Age, Income Linked to Ventilation Use of ALS Patients in Korea

Somi Igbene avatar

by Somi Igbene |

Share this article:

Share article via email
ALS assisted ventilation | ALS News Today | illustration of checkboxes with a magnifying glass

Age, socioeconomic status, and co-existing conditions are among the factors that can lead to a need for assisted ventilation in people with amyotrophic lateral sclerosis (ALS), research from Korea reports.

The study, “Factors associated with assisted ventilation use in amyotrophic lateral sclerosis: a nationwide population-based study in Korea,” was published in Scientific Reports.

Since ALS affects the diaphragm muscles and a person’s breathing ability, many with ALS will need assisted ventilation — the process of using a machine to support breathing — at some point in the course of their disease. It can be either invasive, and given via a tracheostomy or a surgical incision of the windpipe, or non-invasive.

Recommended Reading
invasive ventilation outcomes

Ventilation Support May Explain Why African American ALS Patients Live Longer

Non-invasive ventilation is the treatment of choice for breathing difficulties in ALS patients. Guidelines from the American Academy of Neurology recommend that patients start using this form of ventilation when their forced vital capacity — the amount of air they can forcibly exhale during a lung test — falls below 50% of the predicted value.

However, previous studies have found that only 36% of patients who reach that threshold of lung function are using assisted ventilation, the researchers noted.

A number of factors, such as sex, age, marital status, and disease severity are thought to affect the use of non-invasive ventilation, but most studies involved patients in Western countries.

A team of researchers in Korea sought to investigate the overall use of assisted ventilation and factors linked to its use among ALS patients in that country Koreans with ALS.

“Ethnic differences in ALS regarding genetic variation between the European and Korean populations have been reported, which could lead to different processes of disease progression and management strategies,” the researchers wrote. They included socioeconomic status due to the costs of managing ALS in aging populations.

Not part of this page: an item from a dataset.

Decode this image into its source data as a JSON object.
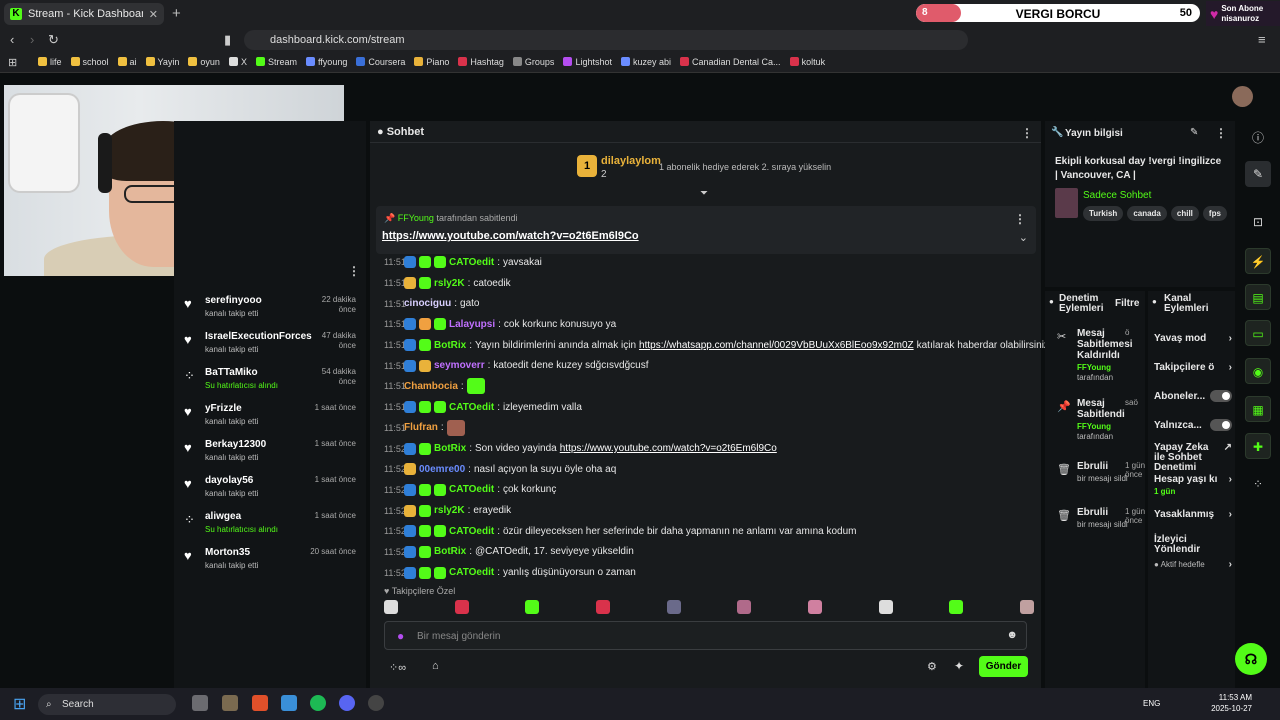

A rare disease, nationwide registry data search identified 3,057 people diagnosed with ALS in Korea between 2011 and 2017, and followed for about six years. Among them, 1,228 (40%) started using assisted ventilation during the follow-up period, with 956 (31.3%) using non-invasive ventilation, and 272 (8.9%) needing tracheostomy invasive ventilation.

Overall, no relationship was found between sex and use of assisted ventilation. However, statistical analyses demonstrated that a gastrostomy (a tube placed into the stomach for nutritional support), pneumonia, a greater number of co-existing conditions (comorbidities), a higher income, and use of specialized-care (tertiary) hospitals were all independently associated with an increased likelihood of a patient using ventilatory support.

In contrast, patients who were 70 or older, lived in non-metropolitan areas, and had what is called “medical aid” insurance — possibly as opposed to national health insurance — were less likely to use assisted ventilation.

People ages 60 to 69 were the largest group by age on assisted ventilation (34.9% of 1,228, or 428 patients) followed by those in their 50s (28.7% or 352 patients).

Researchers speculated that the lower relative use of assisted ventilation in more elderly patients may be “due to low life expectancy in real-world practice,” they wrote.

When studying data according to the type of assisted ventilation used, higher income earners and users of tertiary hospitals were found to be more likely to use non-invasive ventilation, which again particularly dropped among those 70 or older. No association was found between these factors and the use of tracheostomy invasive ventilation.

Patients needing a nasogastric tube — which carries food and medicine to the stomach through the nose — were more likely to use tracheostomy invasive ventilation than non-invasive ventilation, given that the “masks or nasal prongs for NIV [non-invasive ventilation] might be intolerable” for these people.

Of note, a significant association between lesser use of assisted ventilation and living in non-metropolitan areas was only observed in women, while an association between higher income and use of ventilatory support was only seen in men.

A study limitation, the researchers noted, was reliance on data that lacked respiratory symptoms, disease severity, and ALS subtype, as well as the results of pulmonary function tests.

“We found that various factors, including age, socioeconomic status, and medical condition, were related with assisted ventilation use,” the researchers wrote. “Understanding the pattern of assisted ventilation use would help set optimal management strategies in patients with ALS.”